- WORK TASK
Which lines of the records contain "Codes"? Collect every one of them.

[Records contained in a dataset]
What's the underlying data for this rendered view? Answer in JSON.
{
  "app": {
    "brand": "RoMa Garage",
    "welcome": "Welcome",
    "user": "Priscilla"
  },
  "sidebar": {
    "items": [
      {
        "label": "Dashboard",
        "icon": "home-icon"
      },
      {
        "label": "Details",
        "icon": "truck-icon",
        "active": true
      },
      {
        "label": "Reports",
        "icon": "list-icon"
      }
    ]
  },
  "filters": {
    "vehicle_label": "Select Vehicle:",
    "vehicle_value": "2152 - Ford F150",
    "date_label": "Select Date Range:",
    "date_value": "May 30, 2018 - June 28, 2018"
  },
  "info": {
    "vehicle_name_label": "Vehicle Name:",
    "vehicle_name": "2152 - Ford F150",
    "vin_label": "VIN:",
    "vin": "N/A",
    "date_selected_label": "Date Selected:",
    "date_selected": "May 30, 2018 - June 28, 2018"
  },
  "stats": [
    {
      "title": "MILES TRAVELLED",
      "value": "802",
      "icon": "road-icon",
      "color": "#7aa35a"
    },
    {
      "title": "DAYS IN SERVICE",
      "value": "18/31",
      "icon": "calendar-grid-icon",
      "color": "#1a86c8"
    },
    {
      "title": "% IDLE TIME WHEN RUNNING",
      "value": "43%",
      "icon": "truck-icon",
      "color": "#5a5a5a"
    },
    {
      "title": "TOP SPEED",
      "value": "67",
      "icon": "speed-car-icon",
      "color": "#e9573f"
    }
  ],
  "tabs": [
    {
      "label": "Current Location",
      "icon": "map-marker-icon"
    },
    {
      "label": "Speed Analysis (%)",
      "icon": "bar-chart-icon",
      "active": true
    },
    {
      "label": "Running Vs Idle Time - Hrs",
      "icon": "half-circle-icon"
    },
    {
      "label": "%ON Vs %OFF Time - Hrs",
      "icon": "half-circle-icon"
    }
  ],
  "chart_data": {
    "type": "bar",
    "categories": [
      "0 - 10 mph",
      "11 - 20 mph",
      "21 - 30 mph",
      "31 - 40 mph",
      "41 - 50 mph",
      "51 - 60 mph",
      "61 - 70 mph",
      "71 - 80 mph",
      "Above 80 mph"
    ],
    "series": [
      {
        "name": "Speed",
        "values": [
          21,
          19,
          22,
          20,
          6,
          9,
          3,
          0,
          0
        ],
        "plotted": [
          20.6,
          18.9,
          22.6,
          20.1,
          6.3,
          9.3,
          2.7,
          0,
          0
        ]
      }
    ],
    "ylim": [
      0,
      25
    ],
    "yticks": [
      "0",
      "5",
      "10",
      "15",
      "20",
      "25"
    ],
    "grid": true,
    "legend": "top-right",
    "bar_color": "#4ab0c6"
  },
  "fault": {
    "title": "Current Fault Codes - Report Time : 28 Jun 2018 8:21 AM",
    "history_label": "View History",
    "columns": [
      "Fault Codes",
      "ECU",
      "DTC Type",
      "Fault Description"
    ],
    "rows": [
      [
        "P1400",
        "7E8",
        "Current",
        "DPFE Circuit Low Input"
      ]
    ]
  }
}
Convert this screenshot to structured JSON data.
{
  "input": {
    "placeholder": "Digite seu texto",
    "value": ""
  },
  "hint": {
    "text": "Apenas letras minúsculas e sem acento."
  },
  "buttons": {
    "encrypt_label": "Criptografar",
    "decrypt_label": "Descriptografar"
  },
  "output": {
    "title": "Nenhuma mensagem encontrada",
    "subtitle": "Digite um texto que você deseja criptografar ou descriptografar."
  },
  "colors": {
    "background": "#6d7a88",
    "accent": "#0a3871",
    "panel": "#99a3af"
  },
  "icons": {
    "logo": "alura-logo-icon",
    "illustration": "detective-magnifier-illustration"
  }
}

- ANSWER TO THIS EXERCISE
    "title": "Current Fault Codes - Report Time : 28 Jun 2018 8:21 AM",
      "Fault Codes",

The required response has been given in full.